By: Adam Wazny | Friday, February 1
Florida Panthers center Jonathan Huberdeau, foreground, of Canada, scores a goal against Winnipeg Jets goalie Ondrej Pavelec (31), of the Czech Republic, and defenseman Tobias Enstrom (39), of Sweden, as right wing Jack Skille (12) looks on during the third period of an NHL hockey game, Thursday, Jan. 31, 2013 in Sunrise, Fla. The Panthers defeated the Jets 6-3. (AP Photo/Wilfredo Lee)
The scene after the game Thursday night was telling, not that much was said.
There stood a visibly steamed Winnipeg Jets head coach Claude Noel giving his post-mortem with the travelling media and television cameras following a troubling 6-3 loss to the lowly Florida Panthers.
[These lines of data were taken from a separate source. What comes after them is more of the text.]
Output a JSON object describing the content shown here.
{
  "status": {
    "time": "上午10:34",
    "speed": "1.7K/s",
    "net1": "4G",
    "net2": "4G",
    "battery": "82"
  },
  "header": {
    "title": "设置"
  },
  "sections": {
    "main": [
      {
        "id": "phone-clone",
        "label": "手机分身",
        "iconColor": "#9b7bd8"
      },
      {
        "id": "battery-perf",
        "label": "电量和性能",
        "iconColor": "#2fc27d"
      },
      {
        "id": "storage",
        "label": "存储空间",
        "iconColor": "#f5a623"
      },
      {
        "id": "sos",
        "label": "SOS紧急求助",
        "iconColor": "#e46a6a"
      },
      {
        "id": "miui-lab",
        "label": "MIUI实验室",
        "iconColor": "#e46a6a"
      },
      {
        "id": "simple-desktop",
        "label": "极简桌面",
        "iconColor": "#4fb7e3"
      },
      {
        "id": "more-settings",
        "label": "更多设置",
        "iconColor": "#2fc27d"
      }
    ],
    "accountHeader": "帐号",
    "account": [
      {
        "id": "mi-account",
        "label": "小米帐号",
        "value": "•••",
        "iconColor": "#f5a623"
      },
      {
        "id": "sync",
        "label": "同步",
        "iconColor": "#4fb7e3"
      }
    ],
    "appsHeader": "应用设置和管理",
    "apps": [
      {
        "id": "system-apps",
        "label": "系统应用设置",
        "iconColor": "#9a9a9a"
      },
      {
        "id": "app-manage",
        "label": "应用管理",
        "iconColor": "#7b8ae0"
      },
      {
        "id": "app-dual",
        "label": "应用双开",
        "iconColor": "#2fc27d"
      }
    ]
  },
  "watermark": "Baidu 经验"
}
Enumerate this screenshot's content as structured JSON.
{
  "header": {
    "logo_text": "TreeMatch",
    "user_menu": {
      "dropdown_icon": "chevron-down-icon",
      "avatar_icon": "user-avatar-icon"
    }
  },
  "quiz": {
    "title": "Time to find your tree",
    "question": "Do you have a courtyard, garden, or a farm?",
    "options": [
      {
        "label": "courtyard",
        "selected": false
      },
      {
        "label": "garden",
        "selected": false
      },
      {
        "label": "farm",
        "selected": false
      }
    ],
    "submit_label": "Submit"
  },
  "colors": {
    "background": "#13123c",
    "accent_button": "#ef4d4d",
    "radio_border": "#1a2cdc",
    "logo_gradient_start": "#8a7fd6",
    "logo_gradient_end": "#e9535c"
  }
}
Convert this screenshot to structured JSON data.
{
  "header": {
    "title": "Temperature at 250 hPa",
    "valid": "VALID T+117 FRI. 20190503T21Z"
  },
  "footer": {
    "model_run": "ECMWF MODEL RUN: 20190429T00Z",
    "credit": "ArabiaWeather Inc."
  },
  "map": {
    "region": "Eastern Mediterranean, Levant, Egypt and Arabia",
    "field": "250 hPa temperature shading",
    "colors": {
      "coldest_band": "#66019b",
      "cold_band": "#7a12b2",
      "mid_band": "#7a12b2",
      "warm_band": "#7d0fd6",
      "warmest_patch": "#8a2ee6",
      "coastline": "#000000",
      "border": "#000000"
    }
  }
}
The Jets (3-3-1) had just dropped their second straight game, so the coach wasn't exactly warm to queries from reporters.
The burning question -- the area where plumes of smoke are screaming into a grass fire out of control: why his team insists on taking bad penalties at the arguably worst possible moments of the game and what he was going to do about it.
"You tell me," Noel said at one scribe looking for ideas on how the coach would rectify the re-emerging problem. Ah yes, the 'you tell me' response is an old coaching deflection: snap the thought back at the media and increase the tension in the room when you don't want to give a response.
Or when you don't have an answer.
Regardless, it wasn't a question pulled from thin air. A lack of discipline speaks to a lack of maturity, and the Jets were guilty of poor penalty timing at times last season. They were guilty of it in a 4-3 loss in Montreal Tuesday (the game was won on a third-period power play) and they were guilty of it against the Panthers.
Two careless penalties in the third period wound up as power play goals for the Panthers, erasing a 3-2 Winnipeg lead and ultimately the good start to the season, when the Jets did an excellent job of staying out of the box. Florida scored three times on six chances with the man advantage, pushing the Jets 27th ranked penalty kill down to last place in the NHL (63.6 per cent).
Noel eventually expanded on his thoughts about the game, going down a bizarre path where he chastised the media for "singing praises" of the Jets in its reporting of the positive signs the club showed during a 3-1-1 start after the first five games.
That was interesting. If his team keeps playing the way they have this week, the coach won't have to worry about anyone breaking into song.
Winnipeg's not-so-special team's output was compounded by the injury status of defenceman Dustin Byfuglien, who is day-to-day with a lower body injury. Byfuglien came up lame Thursday morning and is likely a game-time decision when the club takes on the Tampa Bay Lightning (5-1-0) tonight (6:30 p.m.).
Add his noticeable absence to the fact Zach Bogosian (wrist) is still at least 2-3 weeks away, and Noel is left with a ultra-thin defensive corps that featured Ron Hainsey on the top pairing with Toby Enstrom and names like Grant Clitsome, Paul Postma and Zach Redmond, who played a staggering 21 minutes in his NHL debut, bringing up the rear on the depth chart.
There's more: the offence failed to sustain pressure on a weak Florida defence, goaltender Ondrej Pavelec didn't have his best night and Kyle Wellwood's mug is starting to appear on milk cartons.
Other than those shortcomings, Claude, your team looked terrific.
The Jets still have major issues, specifically when it comes to their play on the road. Winnipeg has one win in four tries as the visitor and last year's lazy habits are starting to creep back into the effort. When they don't out-work their opponent behind both goal lines, success on the scoreboard is difficult to come by, and when success does eventually come, the players have yet to demonstrate an ability to handle it or grow from it.
Thursday showed the Jets have some work to do.
Guessing no one has to tell Noel that.